--- START ---
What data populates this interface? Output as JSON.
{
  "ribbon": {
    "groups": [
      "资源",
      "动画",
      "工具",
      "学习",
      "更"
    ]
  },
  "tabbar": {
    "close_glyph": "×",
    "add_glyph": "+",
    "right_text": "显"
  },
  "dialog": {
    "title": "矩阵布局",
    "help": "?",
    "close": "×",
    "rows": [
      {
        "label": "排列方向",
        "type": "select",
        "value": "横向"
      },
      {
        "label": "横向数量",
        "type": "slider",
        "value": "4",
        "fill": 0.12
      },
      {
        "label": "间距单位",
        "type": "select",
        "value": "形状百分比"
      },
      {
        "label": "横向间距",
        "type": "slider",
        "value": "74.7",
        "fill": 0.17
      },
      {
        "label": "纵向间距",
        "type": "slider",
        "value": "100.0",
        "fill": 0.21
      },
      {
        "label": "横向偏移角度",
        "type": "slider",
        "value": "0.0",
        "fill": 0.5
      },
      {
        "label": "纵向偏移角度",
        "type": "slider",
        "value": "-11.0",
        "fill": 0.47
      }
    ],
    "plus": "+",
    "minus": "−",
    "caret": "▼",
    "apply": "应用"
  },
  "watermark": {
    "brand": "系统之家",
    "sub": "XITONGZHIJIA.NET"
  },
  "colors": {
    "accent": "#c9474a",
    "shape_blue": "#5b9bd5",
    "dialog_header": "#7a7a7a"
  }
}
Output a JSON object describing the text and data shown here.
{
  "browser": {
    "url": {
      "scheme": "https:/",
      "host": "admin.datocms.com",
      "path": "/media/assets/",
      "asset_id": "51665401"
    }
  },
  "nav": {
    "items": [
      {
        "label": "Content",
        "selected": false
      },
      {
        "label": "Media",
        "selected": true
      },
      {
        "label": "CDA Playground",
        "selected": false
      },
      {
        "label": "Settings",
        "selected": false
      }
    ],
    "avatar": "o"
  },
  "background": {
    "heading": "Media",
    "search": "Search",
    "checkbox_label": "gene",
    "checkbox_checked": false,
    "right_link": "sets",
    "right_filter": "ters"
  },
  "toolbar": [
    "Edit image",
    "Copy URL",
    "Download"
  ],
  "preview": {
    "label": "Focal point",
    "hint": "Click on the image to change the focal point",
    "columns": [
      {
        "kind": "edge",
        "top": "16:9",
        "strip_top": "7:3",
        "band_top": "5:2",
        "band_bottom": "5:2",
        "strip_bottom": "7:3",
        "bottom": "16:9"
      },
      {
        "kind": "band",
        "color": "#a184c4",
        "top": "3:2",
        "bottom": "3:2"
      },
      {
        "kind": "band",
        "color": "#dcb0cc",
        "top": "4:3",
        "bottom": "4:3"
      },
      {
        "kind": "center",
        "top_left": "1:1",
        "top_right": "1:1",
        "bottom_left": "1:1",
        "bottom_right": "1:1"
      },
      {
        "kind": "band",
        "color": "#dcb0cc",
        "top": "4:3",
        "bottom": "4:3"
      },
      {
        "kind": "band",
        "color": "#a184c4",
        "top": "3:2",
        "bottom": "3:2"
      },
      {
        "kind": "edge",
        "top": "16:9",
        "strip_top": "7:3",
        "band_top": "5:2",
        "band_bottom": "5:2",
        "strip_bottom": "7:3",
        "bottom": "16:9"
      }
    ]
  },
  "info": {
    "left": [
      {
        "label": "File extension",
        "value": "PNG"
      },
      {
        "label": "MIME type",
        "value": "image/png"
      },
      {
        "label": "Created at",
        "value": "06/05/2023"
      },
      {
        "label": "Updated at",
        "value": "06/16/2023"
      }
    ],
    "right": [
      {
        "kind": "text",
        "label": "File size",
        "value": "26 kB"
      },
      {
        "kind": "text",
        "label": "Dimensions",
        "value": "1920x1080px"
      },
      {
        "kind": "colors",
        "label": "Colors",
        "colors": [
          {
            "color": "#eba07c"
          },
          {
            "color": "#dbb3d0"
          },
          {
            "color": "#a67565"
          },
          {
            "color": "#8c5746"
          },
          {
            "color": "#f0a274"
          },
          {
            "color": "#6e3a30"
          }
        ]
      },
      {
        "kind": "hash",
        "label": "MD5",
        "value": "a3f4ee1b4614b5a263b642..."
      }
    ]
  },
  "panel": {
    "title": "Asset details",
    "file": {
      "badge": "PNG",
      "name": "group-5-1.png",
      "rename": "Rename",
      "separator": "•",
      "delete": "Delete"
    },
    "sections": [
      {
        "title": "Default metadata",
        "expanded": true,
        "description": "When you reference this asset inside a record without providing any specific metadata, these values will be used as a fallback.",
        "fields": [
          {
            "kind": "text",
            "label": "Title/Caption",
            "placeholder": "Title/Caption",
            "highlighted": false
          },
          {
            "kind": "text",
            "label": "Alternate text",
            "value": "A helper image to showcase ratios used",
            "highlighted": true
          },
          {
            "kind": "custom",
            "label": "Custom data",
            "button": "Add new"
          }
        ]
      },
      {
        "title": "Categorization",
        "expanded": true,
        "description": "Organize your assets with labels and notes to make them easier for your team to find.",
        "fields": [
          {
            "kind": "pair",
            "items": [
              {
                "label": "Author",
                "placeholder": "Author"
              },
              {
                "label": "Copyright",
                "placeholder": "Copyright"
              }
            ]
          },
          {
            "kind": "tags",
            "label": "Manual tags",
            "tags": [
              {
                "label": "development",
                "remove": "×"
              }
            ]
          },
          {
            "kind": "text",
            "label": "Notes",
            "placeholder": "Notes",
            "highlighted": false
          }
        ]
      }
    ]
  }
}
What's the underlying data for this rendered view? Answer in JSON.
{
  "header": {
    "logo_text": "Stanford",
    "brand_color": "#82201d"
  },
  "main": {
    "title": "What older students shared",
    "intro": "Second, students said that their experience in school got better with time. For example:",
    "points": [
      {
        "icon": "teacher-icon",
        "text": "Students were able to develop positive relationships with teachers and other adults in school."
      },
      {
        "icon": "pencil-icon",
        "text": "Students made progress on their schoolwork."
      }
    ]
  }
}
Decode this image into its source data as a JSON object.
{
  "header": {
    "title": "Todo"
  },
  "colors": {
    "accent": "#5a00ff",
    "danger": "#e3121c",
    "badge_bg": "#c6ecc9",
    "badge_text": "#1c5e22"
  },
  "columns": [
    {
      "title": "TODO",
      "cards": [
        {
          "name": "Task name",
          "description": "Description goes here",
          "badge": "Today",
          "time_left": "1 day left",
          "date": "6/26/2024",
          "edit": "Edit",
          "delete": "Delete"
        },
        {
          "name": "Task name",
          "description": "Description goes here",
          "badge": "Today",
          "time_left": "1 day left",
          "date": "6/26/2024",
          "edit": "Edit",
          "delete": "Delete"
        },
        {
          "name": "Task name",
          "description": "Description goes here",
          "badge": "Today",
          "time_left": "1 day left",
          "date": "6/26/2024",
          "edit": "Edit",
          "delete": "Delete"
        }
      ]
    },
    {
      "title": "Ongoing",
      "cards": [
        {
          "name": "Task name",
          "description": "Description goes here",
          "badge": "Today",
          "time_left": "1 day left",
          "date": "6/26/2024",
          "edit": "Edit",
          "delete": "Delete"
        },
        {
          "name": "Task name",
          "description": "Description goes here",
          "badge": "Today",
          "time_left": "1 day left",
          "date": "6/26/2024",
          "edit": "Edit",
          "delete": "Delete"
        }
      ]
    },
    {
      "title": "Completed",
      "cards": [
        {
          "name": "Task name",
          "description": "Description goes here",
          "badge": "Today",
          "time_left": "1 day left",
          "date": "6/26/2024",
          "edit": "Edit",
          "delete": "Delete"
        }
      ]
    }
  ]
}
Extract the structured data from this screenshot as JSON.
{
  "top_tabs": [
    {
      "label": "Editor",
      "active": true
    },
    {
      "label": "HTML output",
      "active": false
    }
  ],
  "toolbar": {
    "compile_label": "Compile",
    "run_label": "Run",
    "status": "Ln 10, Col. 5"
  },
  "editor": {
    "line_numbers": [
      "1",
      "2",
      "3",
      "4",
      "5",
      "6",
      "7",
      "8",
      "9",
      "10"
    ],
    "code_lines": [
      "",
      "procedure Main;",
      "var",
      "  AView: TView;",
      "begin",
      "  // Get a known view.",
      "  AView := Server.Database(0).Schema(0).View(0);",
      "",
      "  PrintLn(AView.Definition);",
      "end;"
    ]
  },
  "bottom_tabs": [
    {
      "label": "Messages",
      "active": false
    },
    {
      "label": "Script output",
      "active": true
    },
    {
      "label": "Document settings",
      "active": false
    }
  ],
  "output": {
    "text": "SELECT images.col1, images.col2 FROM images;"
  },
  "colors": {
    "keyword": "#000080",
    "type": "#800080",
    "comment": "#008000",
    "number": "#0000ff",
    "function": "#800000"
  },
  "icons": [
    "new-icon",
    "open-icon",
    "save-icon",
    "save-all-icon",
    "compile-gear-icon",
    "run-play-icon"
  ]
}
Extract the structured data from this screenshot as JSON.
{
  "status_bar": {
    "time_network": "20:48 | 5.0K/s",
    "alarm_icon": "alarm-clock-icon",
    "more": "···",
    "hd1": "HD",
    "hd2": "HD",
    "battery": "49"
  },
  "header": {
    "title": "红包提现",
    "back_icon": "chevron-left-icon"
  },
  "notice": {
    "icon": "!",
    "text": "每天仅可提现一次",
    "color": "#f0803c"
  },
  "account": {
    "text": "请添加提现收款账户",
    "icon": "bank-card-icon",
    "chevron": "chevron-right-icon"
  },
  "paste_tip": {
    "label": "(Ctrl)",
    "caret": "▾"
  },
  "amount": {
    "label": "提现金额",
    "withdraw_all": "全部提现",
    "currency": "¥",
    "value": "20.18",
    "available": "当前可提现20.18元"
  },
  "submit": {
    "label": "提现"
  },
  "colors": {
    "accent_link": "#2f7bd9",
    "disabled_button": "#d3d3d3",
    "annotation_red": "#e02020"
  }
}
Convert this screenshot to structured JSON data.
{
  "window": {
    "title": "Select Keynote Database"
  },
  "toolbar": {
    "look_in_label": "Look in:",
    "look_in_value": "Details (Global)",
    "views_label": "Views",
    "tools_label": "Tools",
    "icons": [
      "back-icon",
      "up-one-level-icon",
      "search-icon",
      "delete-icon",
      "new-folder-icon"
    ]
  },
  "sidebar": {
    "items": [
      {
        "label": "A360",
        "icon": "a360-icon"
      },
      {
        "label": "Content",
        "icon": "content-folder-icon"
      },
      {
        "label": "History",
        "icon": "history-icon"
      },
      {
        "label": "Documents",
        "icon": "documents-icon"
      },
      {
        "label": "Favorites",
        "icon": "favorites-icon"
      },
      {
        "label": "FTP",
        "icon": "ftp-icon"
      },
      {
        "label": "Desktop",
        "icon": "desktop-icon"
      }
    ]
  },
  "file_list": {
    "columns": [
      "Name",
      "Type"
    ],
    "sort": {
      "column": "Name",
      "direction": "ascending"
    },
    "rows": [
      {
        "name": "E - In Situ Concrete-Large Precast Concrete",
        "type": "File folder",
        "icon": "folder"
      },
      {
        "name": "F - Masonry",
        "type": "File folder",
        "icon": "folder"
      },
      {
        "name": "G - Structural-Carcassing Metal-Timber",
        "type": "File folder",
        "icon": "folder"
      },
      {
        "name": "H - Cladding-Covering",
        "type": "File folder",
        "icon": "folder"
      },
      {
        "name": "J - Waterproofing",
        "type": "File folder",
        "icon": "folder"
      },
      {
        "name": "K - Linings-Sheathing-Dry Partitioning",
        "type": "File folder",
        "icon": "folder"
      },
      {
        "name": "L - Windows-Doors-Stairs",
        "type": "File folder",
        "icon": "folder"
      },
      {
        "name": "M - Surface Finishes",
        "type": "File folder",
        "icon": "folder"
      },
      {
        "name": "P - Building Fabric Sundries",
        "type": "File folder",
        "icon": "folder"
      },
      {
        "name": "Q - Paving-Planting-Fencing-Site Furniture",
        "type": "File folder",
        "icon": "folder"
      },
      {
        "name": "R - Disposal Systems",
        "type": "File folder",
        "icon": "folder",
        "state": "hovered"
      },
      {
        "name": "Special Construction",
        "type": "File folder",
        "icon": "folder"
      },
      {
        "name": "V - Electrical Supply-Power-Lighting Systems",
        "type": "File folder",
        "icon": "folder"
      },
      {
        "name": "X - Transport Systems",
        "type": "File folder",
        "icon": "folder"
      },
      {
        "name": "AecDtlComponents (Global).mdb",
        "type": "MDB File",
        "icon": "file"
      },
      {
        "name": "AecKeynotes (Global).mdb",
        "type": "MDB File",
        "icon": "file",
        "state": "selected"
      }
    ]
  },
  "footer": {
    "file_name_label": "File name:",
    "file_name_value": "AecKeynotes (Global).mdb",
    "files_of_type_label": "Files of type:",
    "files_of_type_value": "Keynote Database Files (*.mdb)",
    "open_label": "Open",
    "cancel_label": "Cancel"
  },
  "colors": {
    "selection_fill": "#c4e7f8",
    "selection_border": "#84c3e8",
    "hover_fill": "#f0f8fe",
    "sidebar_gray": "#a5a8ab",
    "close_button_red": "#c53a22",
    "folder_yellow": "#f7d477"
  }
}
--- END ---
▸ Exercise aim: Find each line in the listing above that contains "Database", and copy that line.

▸ Exercise response:
      "  AView := Server.Database(0).Schema(0).View(0);",
    "title": "Select Keynote Database"
    "files_of_type_value": "Keynote Database Files (*.mdb)",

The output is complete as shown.